Sheikh Naim al-Gaoud, a Sunni Muslim leader of the Albu Nimr tribe, called for more U.S. intervention -- including ground troops, arming tribes directly or at least pressuring the Iraqi government to give the tribes more firepower.
While U.S. officials have said that ISIS, which calls itself the Islamic State, is on the defensive in Iraq and Syria, al-Gaoud says that's definitely not the case where he is.
"In Anbar, we are losing ground, not gaining," he said.
Thousands of families had been under siege in the town of Jubbat al-Shamiya until getting help Friday from U.S.-led coalition airstrikes and Iraqi forces, according to al-Gaoud.
But he said Iraqi troops had pulled out of Jubbat al-Shamiya on Saturday, at which time ISIS was shelling the town.
If the Islamist extremist group's fighters go in, al-Gaoud predicted a massacre.
Key base attacked
Anbar province is just west of Baghdad, meaning a decisive ISIS victory would put militants on the footsteps of the Iraqi capital. It's home to the strategic Ayn al-Assad Air Base, which came under attack Friday
Talking about that battle, Pentagon spokesman Rear Adm. John Kirby said 20 to 25 people -- most, if not all, of whom were wearing Iraqi military uniforms and were led by suicide bombers -- attacked the nearly 25-square-mile base.
"It looks like (ISIS militants) at least got to the outer base limits," Kirby said.
At least 13 Iraqi soldiers died in the assault, said al-Gaoud, which ended with Iraqi ground forces killing all the attackers.
U.S. troops were on the base at the time, but "several kilometers" from where the fighting happened, Kirby said. The U.S. military did deploy attack helicopters in that ISIS assault, but the Apaches returning safely without firing a shot, military sources said.

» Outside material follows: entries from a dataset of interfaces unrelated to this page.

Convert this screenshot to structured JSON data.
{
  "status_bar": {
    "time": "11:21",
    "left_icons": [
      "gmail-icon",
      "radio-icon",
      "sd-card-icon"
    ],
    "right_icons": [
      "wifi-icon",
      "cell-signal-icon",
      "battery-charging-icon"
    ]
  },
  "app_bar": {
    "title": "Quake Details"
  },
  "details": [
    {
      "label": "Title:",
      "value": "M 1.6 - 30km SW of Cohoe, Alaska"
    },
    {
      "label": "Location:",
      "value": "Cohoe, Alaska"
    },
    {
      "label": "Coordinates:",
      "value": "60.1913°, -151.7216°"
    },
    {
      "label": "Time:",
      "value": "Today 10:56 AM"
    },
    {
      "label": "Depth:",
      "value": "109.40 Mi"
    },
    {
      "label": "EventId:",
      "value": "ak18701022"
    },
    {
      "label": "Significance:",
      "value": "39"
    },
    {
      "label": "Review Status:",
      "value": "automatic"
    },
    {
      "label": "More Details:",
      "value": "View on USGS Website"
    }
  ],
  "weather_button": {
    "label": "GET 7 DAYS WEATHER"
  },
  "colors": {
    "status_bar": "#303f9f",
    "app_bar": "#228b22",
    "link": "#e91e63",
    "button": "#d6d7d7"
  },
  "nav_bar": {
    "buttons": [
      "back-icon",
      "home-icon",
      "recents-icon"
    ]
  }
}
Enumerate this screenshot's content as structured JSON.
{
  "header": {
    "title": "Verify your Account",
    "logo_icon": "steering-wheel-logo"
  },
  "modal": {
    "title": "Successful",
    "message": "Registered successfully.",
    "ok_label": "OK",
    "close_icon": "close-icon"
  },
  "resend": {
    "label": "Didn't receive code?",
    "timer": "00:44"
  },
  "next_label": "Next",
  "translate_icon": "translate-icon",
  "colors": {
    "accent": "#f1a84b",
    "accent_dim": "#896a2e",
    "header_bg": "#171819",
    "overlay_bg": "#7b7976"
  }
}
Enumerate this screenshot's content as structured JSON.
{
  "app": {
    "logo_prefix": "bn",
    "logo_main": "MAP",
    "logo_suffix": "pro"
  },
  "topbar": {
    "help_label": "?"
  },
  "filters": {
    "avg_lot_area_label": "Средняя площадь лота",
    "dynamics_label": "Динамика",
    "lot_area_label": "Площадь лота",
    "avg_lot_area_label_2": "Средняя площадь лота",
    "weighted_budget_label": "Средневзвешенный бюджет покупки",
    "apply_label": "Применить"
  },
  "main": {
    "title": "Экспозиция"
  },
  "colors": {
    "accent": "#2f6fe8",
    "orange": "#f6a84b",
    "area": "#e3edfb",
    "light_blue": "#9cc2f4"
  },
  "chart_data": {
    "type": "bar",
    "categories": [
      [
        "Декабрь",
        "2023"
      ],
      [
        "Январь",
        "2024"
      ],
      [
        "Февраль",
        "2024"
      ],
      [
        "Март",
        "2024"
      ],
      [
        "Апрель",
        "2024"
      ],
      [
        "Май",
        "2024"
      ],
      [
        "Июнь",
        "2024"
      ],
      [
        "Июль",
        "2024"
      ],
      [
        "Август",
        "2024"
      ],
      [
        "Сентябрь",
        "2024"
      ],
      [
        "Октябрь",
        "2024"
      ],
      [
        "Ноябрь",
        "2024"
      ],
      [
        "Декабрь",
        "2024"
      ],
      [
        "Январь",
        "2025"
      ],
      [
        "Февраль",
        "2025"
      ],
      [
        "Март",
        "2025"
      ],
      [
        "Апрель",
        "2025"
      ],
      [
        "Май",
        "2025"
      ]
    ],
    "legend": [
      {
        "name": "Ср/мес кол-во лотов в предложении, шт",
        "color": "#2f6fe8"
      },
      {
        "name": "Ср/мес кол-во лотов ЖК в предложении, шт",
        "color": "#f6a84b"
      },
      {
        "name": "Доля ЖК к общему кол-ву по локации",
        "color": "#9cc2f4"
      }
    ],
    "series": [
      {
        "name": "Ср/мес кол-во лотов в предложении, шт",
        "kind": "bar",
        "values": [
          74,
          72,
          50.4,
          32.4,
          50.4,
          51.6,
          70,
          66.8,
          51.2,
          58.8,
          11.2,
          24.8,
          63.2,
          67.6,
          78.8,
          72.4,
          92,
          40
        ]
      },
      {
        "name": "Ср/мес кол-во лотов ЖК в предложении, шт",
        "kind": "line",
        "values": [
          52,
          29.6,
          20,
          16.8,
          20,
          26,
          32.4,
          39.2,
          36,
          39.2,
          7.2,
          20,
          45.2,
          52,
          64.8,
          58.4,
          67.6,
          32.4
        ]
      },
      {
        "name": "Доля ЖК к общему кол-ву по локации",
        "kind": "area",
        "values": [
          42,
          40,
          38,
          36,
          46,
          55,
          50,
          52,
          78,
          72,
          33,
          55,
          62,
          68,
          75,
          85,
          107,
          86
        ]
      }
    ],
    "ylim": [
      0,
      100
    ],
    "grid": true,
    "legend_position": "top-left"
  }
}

American helicopter gunships were also involved in a fight supporting Iraqi ground forces about 15 kilometers (9 miles) north in the Anbar town of al-Baghdadi, according to sources.
Al-Gaoud, the Albu Mimr tribal leader, said militants killed at least 25 Iraqi police officers during their assault on that town Thursday and Friday.
On Saturday, the U.S. military said al-Baghdadi was "contested," as Iraqi forces fought back.
Anbar province key in multiple ways
Anbar is important not just for its location, for the al-Assad base or for the Haditha dam, Iraq's second largest. It's significant for its sectarian breakdown -- as a mostly Sunni province in a Shiite-led country.
Sectarian divisions have hurt Iraq before, with ISIS' rampage through much of Iraq (as well as neighboring Syria) blamed in part to the country's lack of unity. It's one reason for then-Prime Minister Nuri al-Maliki's exit last year, replaced by current leader Haider al-Abadi.
The U.S. government has gotten involved to address such tensions as part of its anti-terrorism fight, such as President Barack Obama's warning last June
-- a few months before al-Maliki stepped down -- that "there won't be a military solution" unless Shiites, Sunnis and Kurds all play significant parts in Iraq's command structure.
Years before, in the mid-2000s, the United States recruited and paid Sunnis like members of al-Gaoud's Albu Mimr tribe to join its fight against al Qaeda. Those efforts helped turn the tide in the war.
But now, al-Gaoud says, ISIS -- which consists of Sunni extremists -- is making his tribe pay the price.
"There are people who will be killed in cold blood, and there will be more massacres," al-Gaoud told CNN in November. "We are getting killed because of our friendship with the Americans. Does a friend abandon his friend like this?"